- Ask about discounts and promotions. According to the Association of Tax Professionals, 86% of preparers offer a free consultation for prospective clients and/or one of these other discounts:
- family or friends of a tax preparer
- family or dependents of a client
- senior citizens
- new clients
- returning customers
- advertised coupon
- discount for a past service error
- filing before a specific date
- charities or non-profits
- pro bono work
- vocation or affiliation (veteran, clergy, police, etc.)
Frequently Asked Questions
The past few years I’ve tried doing my taxes myself, and I don’t think I got back as much as I should have. Should I get help from a tax accountant the next time?
Over time, taxes tend to get increasingly complicated, as each year brings a few more tweaks. The IRS advises that e-filing can catch many common errors automatically, but this won’t necessarily help you make all the right decisions about your taxes. A tax accountant or other professional tax preparer is a possible solution.
Here are some things to consider in deciding if this makes sense for you:
- Just how complicated is your particular tax situation? If your investments are limited to plain vanilla savings accounts, tax prep can be a simple matter, but if you have more exotic investments like real estate holdings or options, it might be more important to get a professional involved. This can also be the case if you have several deductions.
- What would you have to pay for professional tax preparation? Be sure to shop around to get competing quotes on this.
- How valuable is your time? It’s not just the result of the tax return that’s at stake — there is also the amount of time you have to invest to do the taxes yourself. You might realize that the money you are saving is not worth the time you are putting in.
- What is your comfort level with tax rules? This is not just a question of making sure you don’t overpay. It is also important to avoid making mistakes that could result in you incurring fines and penalties.
By the way, don’t necessarily take not getting much money back as a sign that you are not preparing your taxes correctly. It may simply be a sign that your withholding is set at an efficient level. In fact, many people feel getting a refund is a bad sign, because it means they had too much withheld and could have been earning money on that interest in the meantime. Of course, given the low level of savings and money market rates, this is less of a big deal than it used to be.

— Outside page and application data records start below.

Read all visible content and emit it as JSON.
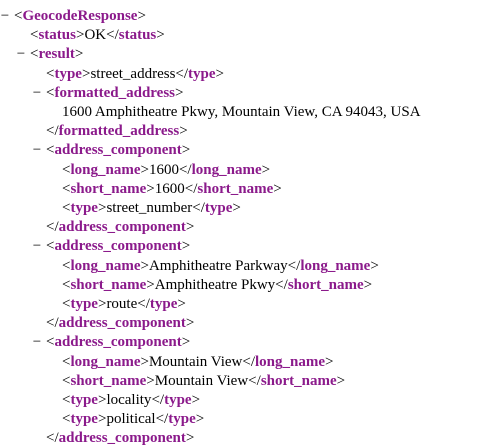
{
  "indent_symbol": "−",
  "lines": [
    {
      "kind": "open",
      "depth": 0,
      "toggle": true,
      "tag": "GeocodeResponse"
    },
    {
      "kind": "leaf",
      "depth": 1,
      "toggle": false,
      "tag": "status",
      "text": "OK"
    },
    {
      "kind": "open",
      "depth": 1,
      "toggle": true,
      "tag": "result"
    },
    {
      "kind": "leaf",
      "depth": 2,
      "toggle": false,
      "tag": "type",
      "text": "street_address"
    },
    {
      "kind": "open",
      "depth": 2,
      "toggle": true,
      "tag": "formatted_address"
    },
    {
      "kind": "text",
      "depth": 3,
      "toggle": false,
      "text": "1600 Amphitheatre Pkwy, Mountain View, CA 94043, USA"
    },
    {
      "kind": "close",
      "depth": 2,
      "toggle": false,
      "tag": "formatted_address"
    },
    {
      "kind": "open",
      "depth": 2,
      "toggle": true,
      "tag": "address_component"
    },
    {
      "kind": "leaf",
      "depth": 3,
      "toggle": false,
      "tag": "long_name",
      "text": "1600"
    },
    {
      "kind": "leaf",
      "depth": 3,
      "toggle": false,
      "tag": "short_name",
      "text": "1600"
    },
    {
      "kind": "leaf",
      "depth": 3,
      "toggle": false,
      "tag": "type",
      "text": "street_number"
    },
    {
      "kind": "close",
      "depth": 2,
      "toggle": false,
      "tag": "address_component"
    },
    {
      "kind": "open",
      "depth": 2,
      "toggle": true,
      "tag": "address_component"
    },
    {
      "kind": "leaf",
      "depth": 3,
      "toggle": false,
      "tag": "long_name",
      "text": "Amphitheatre Parkway"
    },
    {
      "kind": "leaf",
      "depth": 3,
      "toggle": false,
      "tag": "short_name",
      "text": "Amphitheatre Pkwy"
    },
    {
      "kind": "leaf",
      "depth": 3,
      "toggle": false,
      "tag": "type",
      "text": "route"
    },
    {
      "kind": "close",
      "depth": 2,
      "toggle": false,
      "tag": "address_component"
    },
    {
      "kind": "open",
      "depth": 2,
      "toggle": true,
      "tag": "address_component"
    },
    {
      "kind": "leaf",
      "depth": 3,
      "toggle": false,
      "tag": "long_name",
      "text": "Mountain View"
    },
    {
      "kind": "leaf",
      "depth": 3,
      "toggle": false,
      "tag": "short_name",
      "text": "Mountain View"
    },
    {
      "kind": "leaf",
      "depth": 3,
      "toggle": false,
      "tag": "type",
      "text": "locality"
    },
    {
      "kind": "leaf",
      "depth": 3,
      "toggle": false,
      "tag": "type",
      "text": "political"
    },
    {
      "kind": "close",
      "depth": 2,
      "toggle": false,
      "tag": "address_component"
    }
  ]
}
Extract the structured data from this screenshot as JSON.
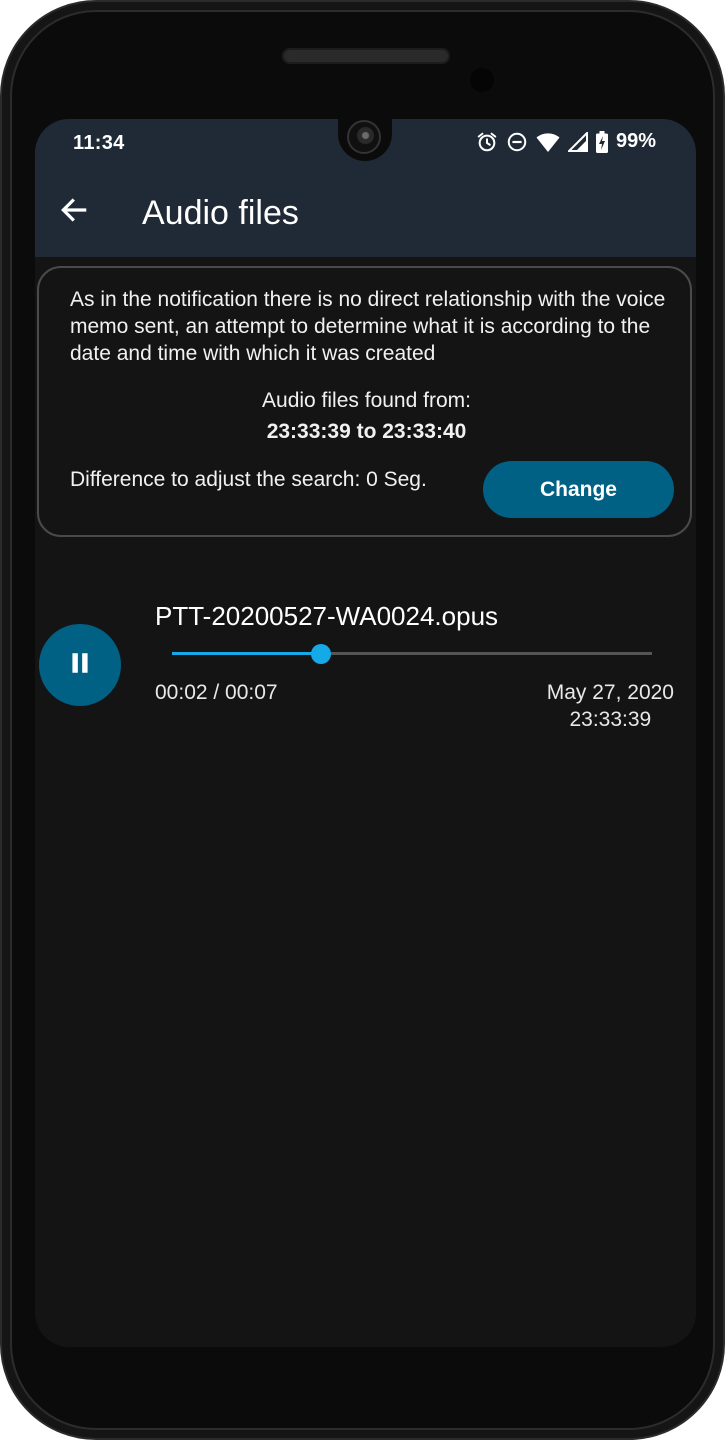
{
  "status_bar": {
    "time": "11:34",
    "battery_percent": "99%"
  },
  "app_bar": {
    "title": "Audio files"
  },
  "info_card": {
    "description": "As in the notification there is no direct relationship with the voice memo sent, an attempt to determine what it is according to the date and time with which it was created",
    "found_label": "Audio files found from:",
    "found_range": "23:33:39 to 23:33:40",
    "difference_text": "Difference to adjust the search: 0 Seg.",
    "change_button_label": "Change"
  },
  "audio_items": [
    {
      "file_name": "PTT-20200527-WA0024.opus",
      "time_progress": "00:02 / 00:07",
      "date": "May 27, 2020",
      "time": "23:33:39",
      "progress_fraction": 0.31,
      "state": "playing"
    }
  ],
  "colors": {
    "appbar": "#1f2a36",
    "background": "#141414",
    "button": "#006185",
    "accent": "#15a9e8"
  },
  "icons": {
    "back": "arrow-left-icon",
    "play_pause": "pause-icon",
    "alarm": "alarm-icon",
    "dnd": "do-not-disturb-icon",
    "wifi": "wifi-icon",
    "signal": "signal-icon",
    "battery": "battery-charging-icon"
  }
}
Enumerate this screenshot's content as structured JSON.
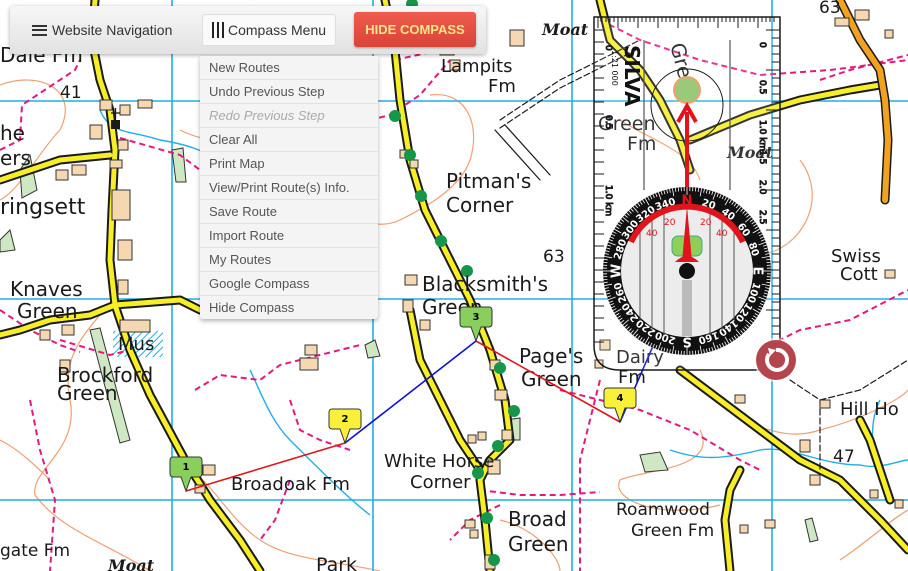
{
  "toolbar": {
    "website_nav_label": "Website Navigation",
    "compass_menu_label": "Compass Menu",
    "hide_compass_label": "HIDE COMPASS"
  },
  "compass_menu": {
    "items": [
      {
        "label": "New Routes",
        "enabled": true
      },
      {
        "label": "Undo Previous Step",
        "enabled": true
      },
      {
        "label": "Redo Previous Step",
        "enabled": false
      },
      {
        "label": "Clear All",
        "enabled": true
      },
      {
        "label": "Print Map",
        "enabled": true
      },
      {
        "label": "View/Print Route(s) Info.",
        "enabled": true
      },
      {
        "label": "Save Route",
        "enabled": true
      },
      {
        "label": "Import Route",
        "enabled": true
      },
      {
        "label": "My Routes",
        "enabled": true
      },
      {
        "label": "Google Compass",
        "enabled": true
      },
      {
        "label": "Hide Compass",
        "enabled": true
      }
    ]
  },
  "map": {
    "place_labels": {
      "dale_fm": "Dale Fm",
      "grid_41": "41",
      "ringsett": "ringsett",
      "knaves": "Knaves",
      "knaves_green": "Green",
      "mus": "Mus",
      "brockford": "Brockford",
      "brockford_green": "Green",
      "broadoak": "Broadoak Fm",
      "gate_fm": "gate Fm",
      "moat1": "Moat",
      "park": "Park",
      "lampits": "Lampits",
      "lampits_fm": "Fm",
      "moat2": "Moat",
      "pitmans": "Pitman's",
      "pitmans_corner": "Corner",
      "grid_63a": "63",
      "blacksmiths": "Blacksmith's",
      "blacksmiths_green": "Green",
      "pages": "Page's",
      "pages_green": "Green",
      "dairy": "Dairy",
      "dairy_fm": "Fm",
      "white_horse": "White Horse",
      "white_horse_corner": "Corner",
      "broad": "Broad",
      "broad_green": "Green",
      "roamwood": "Roamwood",
      "roamwood_green": "Green Fm",
      "green_top": "Green",
      "green_fm": "Green",
      "green_fm2": "Fm",
      "moat3": "Moat",
      "grid_63b": "63",
      "swiss": "Swiss",
      "swiss_cott": "Cott",
      "hill_ho": "Hill Ho",
      "grid_47": "47",
      "ers": "ers",
      "he": "he"
    },
    "route": {
      "waypoints": [
        {
          "label": "1",
          "marker_color": "green"
        },
        {
          "label": "2",
          "marker_color": "yellow"
        },
        {
          "label": "3",
          "marker_color": "green"
        },
        {
          "label": "4",
          "marker_color": "yellow"
        }
      ],
      "colors": {
        "leg_red": "#e3131b",
        "leg_blue": "#1010d8"
      }
    }
  },
  "compass": {
    "brand": "SILVA",
    "scale": "1:21 000",
    "ruler_left_labels": [
      "0",
      "0.5",
      "1.0 km"
    ],
    "ruler_right_labels": [
      "0",
      "0.5",
      "1.0 km",
      "1.5",
      "2.0",
      "2.5"
    ],
    "bezel_labels": [
      "N",
      "20",
      "40",
      "60",
      "80",
      "E",
      "100",
      "120",
      "140",
      "160",
      "S",
      "200",
      "220",
      "240",
      "260",
      "W",
      "280",
      "300",
      "320",
      "340"
    ],
    "declination_labels": [
      "40",
      "20",
      "20",
      "40"
    ],
    "heading_degrees": 0,
    "needle_color": "#e3131b"
  },
  "colors": {
    "grid_line": "#21aee6",
    "road_yellow": "#f7ee26",
    "road_orange": "#f2a21e",
    "footpath": "#e5187f",
    "contour": "#f0a070",
    "building": "#f5d8b0",
    "woodland": "#cfe8c4",
    "hide_button": "#e0493d",
    "reset_button": "#b5454c"
  }
}
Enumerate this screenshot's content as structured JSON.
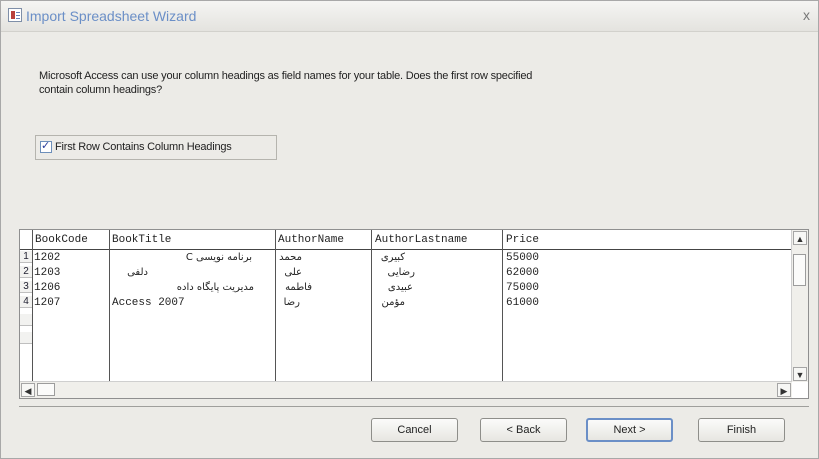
{
  "window": {
    "title": "Import Spreadsheet Wizard",
    "close_glyph": "x"
  },
  "prompt": "Microsoft Access can use your column headings as field names for your table. Does the first row specified contain column headings?",
  "first_row_checkbox": {
    "label": "First Row Contains Column Headings",
    "checked": true,
    "check_glyph": "✓"
  },
  "grid": {
    "columns": [
      "BookCode",
      "BookTitle",
      "AuthorName",
      "AuthorLastname",
      "Price"
    ],
    "row_numbers": [
      "1",
      "2",
      "3",
      "4",
      "",
      ""
    ],
    "rows": [
      [
        "1202",
        "C برنامه نویسی",
        "محمد",
        "کبیری",
        "55000"
      ],
      [
        "1203",
        "دلفی",
        "علی",
        "رضایی",
        "62000"
      ],
      [
        "1206",
        "مدیریت پایگاه داده",
        "فاطمه",
        "عبیدی",
        "75000"
      ],
      [
        "1207",
        "Access 2007",
        "رضا",
        "مؤمن",
        "61000"
      ]
    ],
    "scroll_up_glyph": "▲",
    "scroll_down_glyph": "▼",
    "scroll_left_glyph": "◀",
    "scroll_right_glyph": "▶"
  },
  "buttons": {
    "cancel": "Cancel",
    "back": "< Back",
    "next": "Next >",
    "finish": "Finish"
  },
  "colors": {
    "title_text": "#6b8fc7",
    "default_button_border": "#6b8fc7",
    "dialog_background": "#ecebe7"
  }
}
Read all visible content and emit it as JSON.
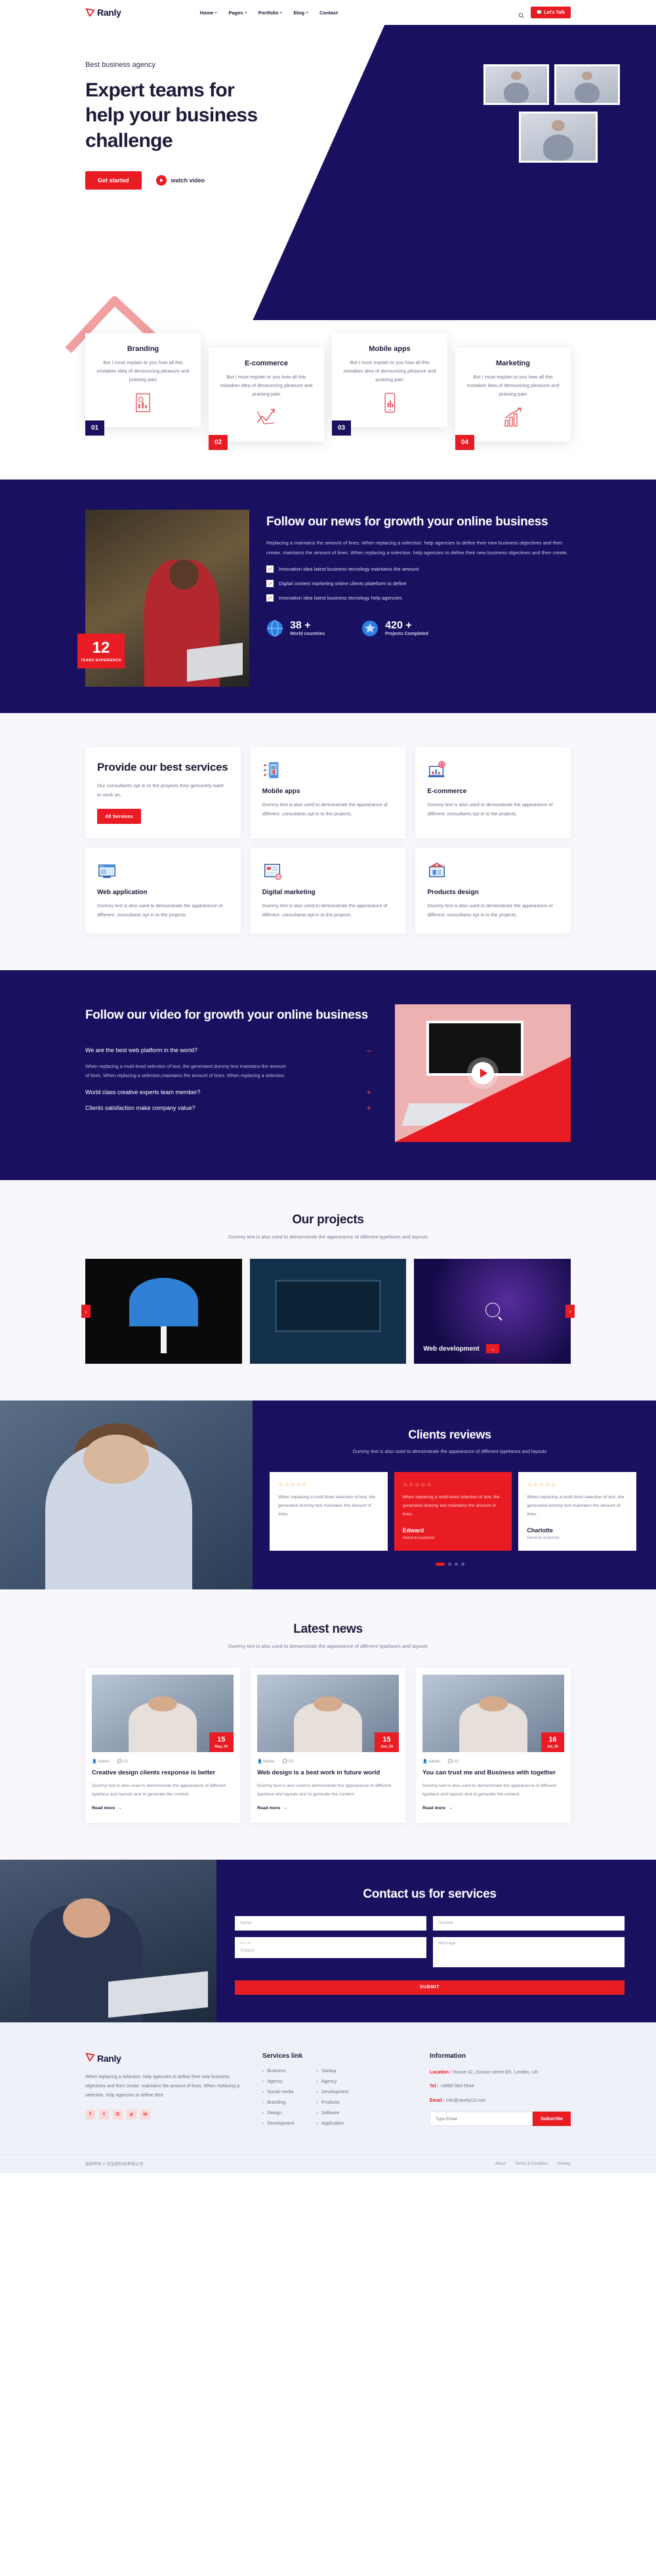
{
  "brand": {
    "name": "Ranly"
  },
  "nav": {
    "items": [
      {
        "label": "Home",
        "caret": true
      },
      {
        "label": "Pages",
        "caret": true
      },
      {
        "label": "Portfolio",
        "caret": true
      },
      {
        "label": "Blog",
        "caret": true
      },
      {
        "label": "Contact",
        "caret": false
      }
    ],
    "search_icon": "search-icon",
    "cta": "Let's Talk"
  },
  "hero": {
    "eyebrow": "Best business agency",
    "title": "Expert teams for help your business challenge",
    "primary_btn": "Get started",
    "video_btn": "watch video"
  },
  "service_cards": [
    {
      "num": "01",
      "title": "Branding",
      "text": "But I must explain to you how all this mistaken idea of denouncing pleasure and praising pain"
    },
    {
      "num": "02",
      "title": "E-commerce",
      "text": "But I must explain to you how all this mistaken idea of denouncing pleasure and praising pain"
    },
    {
      "num": "03",
      "title": "Mobile apps",
      "text": "But I must explain to you how all this mistaken idea of denouncing pleasure and praising pain"
    },
    {
      "num": "04",
      "title": "Marketing",
      "text": "But I must explain to you how all this mistaken idea of denouncing pleasure and praising pain"
    }
  ],
  "news": {
    "years_number": "12",
    "years_label": "YEARS EXPERIENCE",
    "title": "Follow our news for growth your online business",
    "paragraph": "Replacing a maintains the amount of lines. When replacing a selection. help agencies to define their new business objectives and then create. maintains the amount of lines. When replacing a selection. help agencies to define their new business objectives and then create.",
    "checks": [
      "Innovation idea latest business tecnology maintains the amount",
      "Digital content marketing online clients plateform to define",
      "Innovation idea latest business tecnology help agencies."
    ],
    "stats": [
      {
        "number": "38 +",
        "label": "World countries",
        "icon": "globe-icon"
      },
      {
        "number": "420 +",
        "label": "Projects Completed",
        "icon": "badge-icon"
      }
    ]
  },
  "provide": {
    "title": "Provide our best services",
    "intro": "Our consultants opt in to the projects they genuinely want to work on.",
    "button": "All Services",
    "cards": [
      {
        "icon": "mobile-ad-icon",
        "title": "Mobile apps",
        "text": "Dummy text is also used to demonstrate the appearance of different. consultants opt in to the projects."
      },
      {
        "icon": "ecommerce-chart-icon",
        "title": "E-commerce",
        "text": "Dummy text is also used to demonstrate the appearance of different. consultants opt in to the projects."
      },
      {
        "icon": "web-application-icon",
        "title": "Web application",
        "text": "Dummy text is also used to demonstrate the appearance of different. consultants opt in to the projects."
      },
      {
        "icon": "digital-marketing-icon",
        "title": "Digital marketing",
        "text": "Dummy text is also used to demonstrate the appearance of different. consultants opt in to the projects."
      },
      {
        "icon": "products-design-icon",
        "title": "Products design",
        "text": "Dummy text is also used to demonstrate the appearance of different. consultants opt in to the projects."
      }
    ]
  },
  "video": {
    "title": "Follow our video for growth your online business",
    "accordion": [
      {
        "q": "We are the best web platform in the world?",
        "sign": "–",
        "open": true,
        "a": "When replacing a multi-lined selection of text, the generated dummy text maintains the amount of lines. When replacing a selection.maintains the amount of lines. When replacing a selection"
      },
      {
        "q": "World class creative experts team member?",
        "sign": "+",
        "open": false,
        "a": ""
      },
      {
        "q": "Clients satisfaction make company value?",
        "sign": "+",
        "open": false,
        "a": ""
      }
    ],
    "play_icon": "play-icon"
  },
  "projects": {
    "title": "Our projects",
    "subtitle": "Dummy text is also used to demonstrate the appearance of different typefaces and layouts",
    "items": [
      {
        "label": "",
        "arrow": ""
      },
      {
        "label": "",
        "arrow": ""
      },
      {
        "label": "Web development",
        "arrow": "→"
      }
    ],
    "prev": "‹",
    "next": "›"
  },
  "reviews": {
    "title": "Clients reviews",
    "subtitle": "Dummy text is also used to demonstrate the appearance of different typefaces and layouts",
    "cards": [
      {
        "stars": "☆☆☆☆☆",
        "text": "When replacing a multi-lined selection of text, the generated dummy text maintains the amount of lines.",
        "name": "",
        "role": "",
        "highlight": false
      },
      {
        "stars": "☆☆☆☆☆",
        "text": "When replacing a multi-lined selection of text, the generated dummy text maintains the amount of lines.",
        "name": "Edward",
        "role": "General customer",
        "highlight": true
      },
      {
        "stars": "☆☆☆☆☆",
        "text": "When replacing a multi-lined selection of text, the generated dummy text maintains the amount of lines.",
        "name": "Charlotte",
        "role": "General customer",
        "highlight": false
      }
    ],
    "dots": [
      true,
      false,
      false,
      false
    ]
  },
  "latest_news": {
    "title": "Latest news",
    "subtitle": "Dummy text is also used to demonstrate the appearance of different typefaces and layouts",
    "posts": [
      {
        "day": "15",
        "month": "May, 20",
        "author": "Admin",
        "comments": "02",
        "title": "Creative design clients response is better",
        "text": "Dummy text is also used to demonstrate the appearance of different typeface and layouts and to generate the content.",
        "more": "Read more"
      },
      {
        "day": "15",
        "month": "Jun, 20",
        "author": "Admin",
        "comments": "02",
        "title": "Web design is a best work in future world",
        "text": "Dummy text is also used to demonstrate the appearance of different typeface and layouts and to generate the content.",
        "more": "Read more"
      },
      {
        "day": "16",
        "month": "Jul, 20",
        "author": "Admin",
        "comments": "02",
        "title": "You can trust me and Business with together",
        "text": "Dummy text is also used to demonstrate the appearance of different typeface and layouts and to generate the content.",
        "more": "Read more"
      }
    ]
  },
  "contact": {
    "title": "Contact us for services",
    "fields": {
      "name": "Name",
      "number": "Number",
      "email": "Email",
      "subject": "Subject",
      "message": "Message"
    },
    "submit": "SUBMIT"
  },
  "footer": {
    "brand": "Ranly",
    "about": "When replacing a selection. help agencies to define their new business objectives and then create. maintains the amount of lines. When replacing a selection. help agencies to define their",
    "socials": [
      "f",
      "t",
      "G",
      "p",
      "in"
    ],
    "services_title": "Services link",
    "services_col1": [
      "Business",
      "Agency",
      "Social media",
      "Branding",
      "Design",
      "Development"
    ],
    "services_col2": [
      "Startup",
      "Agency",
      "Development",
      "Products",
      "Software",
      "Application"
    ],
    "information_title": "Information",
    "location_label": "Location :",
    "location_value": "House-32, Zonson street-3/5, London, UK",
    "tel_label": "Tel :",
    "tel_value": "+0890-564-5644",
    "email_label": "Email :",
    "email_value": "info@ranely13.com",
    "subscribe_placeholder": "Type Email",
    "subscribe_btn": "Subscribe",
    "copyright": "版权所有 © 优加星科技有限公司",
    "bottom_links": [
      "About",
      "Terms & Condition",
      "Privacy"
    ]
  },
  "colors": {
    "primary": "#1a1060",
    "accent": "#e91b23",
    "light": "#f7f7fc"
  }
}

There are firms that offer to give your returns a free look to see if they could do better for you. It might make sense for you to start with one of those reviews, to see if paying for tax prep is likely to be cost-efficient in your case.